Fermilab crowd joins CERN live to celebrate LHC startup
|LHC first beam Pajama Party emcee Herman White toasts the start up of the LHC.
Roughly 400 people gave up sleep early Wednesday to become part of history and watch the launch of the high-energy physics machine expected to change our knowledge of the universe.
Addressing the Fermilab crowd via video conference, CERN Director General Robert Aymar thanked the people at Fermilab for their help over the years.
The U.S. contributed $531 million to the LHC construction and hosts about 2,000 of the 6,000 scientists worldwide working on the LHC experiments. About 100 U.S. universities contribute to the LHC experiments, including hardware, computing and data analysis.
Aymar praised the Japanese-and American-made equipment that, he said, worked without difficulty on the first 17-mile clockwise trip of the beam of the Large Hadron Collider at CERN.
|Dressed in a pajama, Fermilab Director Pier Oddone (center) spoke via videoconference to scientists at CERN during the LHC startup celebration. QuarkNet students from several states as well as Mike Procario, DOE, Jim Reidy, NSF, and Harry Weerts, Argonne, joined in.
In less than an hour, a team of accelerator experts managed to send the first beam all the way around the 17-mile LHC ring.
During the three-hour pajama party held at Fermilab, few people ever sat down. They stayed glued to the live television video feed of the beam's progress around the LHC ring. The crowd of scientists, journalists, elected officials and science fans gathered at 1:30 a.m., many in robes, slippers and footy pajamas, to listen intently to speeches by members of the CMS and ATLAS collaborations as well as U.S. science funding agencies and leaders of DESY, KEK, Fermilab and CERN. Representatives of DOE and NSF reiterated their long-term commitment to the LHC.
The initial flash of light as the beam passed the first check point drew thunderous applause as did its passage of the ATLAS and CMS experiment detectors. Streamers rained down on parts of the crowd.
The beam, traveling at close to the speed of light, made a staged journey past eight points along the ring. The step-by-step progression of the beam ensured that scientists could tune the machine during breaks to make sure that the beam would not go off alignment.
"We are all really impressed the beam made it around. Up until tonight they had really only made it three-eighths of the way around," said Fermilab’s Eric Prebys, an accelerator scientist. "This is just excellent."
Pier Oddone, Fermilab director, called it a testament to the Internet and the international partnerships forged in high-energy physics that the culmination of two decades of work could be shared globally.
"This is the signature of our field that the whole world comes together to make things happen," Oddone said.
Well before the beam was injected, the U.S. LHC and CERN Web sites shut down from an overload of people trying to view the official launch of the world's largest and most complex scientific experiment.
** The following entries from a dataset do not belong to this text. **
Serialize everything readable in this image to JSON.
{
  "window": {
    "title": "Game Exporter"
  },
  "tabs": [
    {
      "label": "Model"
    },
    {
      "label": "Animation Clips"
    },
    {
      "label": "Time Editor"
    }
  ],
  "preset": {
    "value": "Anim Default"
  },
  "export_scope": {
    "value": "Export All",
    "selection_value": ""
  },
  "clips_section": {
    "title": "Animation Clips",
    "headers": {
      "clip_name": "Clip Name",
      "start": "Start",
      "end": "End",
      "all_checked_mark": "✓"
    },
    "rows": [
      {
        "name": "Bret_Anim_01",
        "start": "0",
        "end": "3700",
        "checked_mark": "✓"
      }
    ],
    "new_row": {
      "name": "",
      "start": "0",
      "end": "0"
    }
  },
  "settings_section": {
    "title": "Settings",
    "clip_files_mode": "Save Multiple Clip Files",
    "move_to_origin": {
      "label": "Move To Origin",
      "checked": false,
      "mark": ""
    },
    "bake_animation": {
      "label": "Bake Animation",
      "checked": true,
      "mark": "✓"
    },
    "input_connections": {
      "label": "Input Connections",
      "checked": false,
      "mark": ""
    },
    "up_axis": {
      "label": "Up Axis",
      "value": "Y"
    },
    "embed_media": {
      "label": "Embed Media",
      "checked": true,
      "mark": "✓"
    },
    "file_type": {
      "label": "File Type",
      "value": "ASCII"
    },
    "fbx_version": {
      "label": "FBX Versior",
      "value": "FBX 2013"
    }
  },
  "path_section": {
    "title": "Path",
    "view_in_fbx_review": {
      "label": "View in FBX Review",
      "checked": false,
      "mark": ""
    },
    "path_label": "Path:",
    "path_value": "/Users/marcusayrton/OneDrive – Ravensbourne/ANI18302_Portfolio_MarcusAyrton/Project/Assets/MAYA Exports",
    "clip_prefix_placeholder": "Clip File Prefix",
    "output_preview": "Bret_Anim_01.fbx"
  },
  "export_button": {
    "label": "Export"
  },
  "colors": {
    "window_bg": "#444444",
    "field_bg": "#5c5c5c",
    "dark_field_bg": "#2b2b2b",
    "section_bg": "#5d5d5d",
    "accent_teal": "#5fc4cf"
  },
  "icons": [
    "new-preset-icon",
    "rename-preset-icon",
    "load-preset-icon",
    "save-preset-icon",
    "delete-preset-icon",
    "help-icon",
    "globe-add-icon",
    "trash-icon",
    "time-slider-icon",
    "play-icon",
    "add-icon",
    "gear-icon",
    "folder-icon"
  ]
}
Aymar, who thanked the U.S. national laboratories for their contributions, said that the impending discovery at the LHC will serve as a tribute to the cooperation of the world.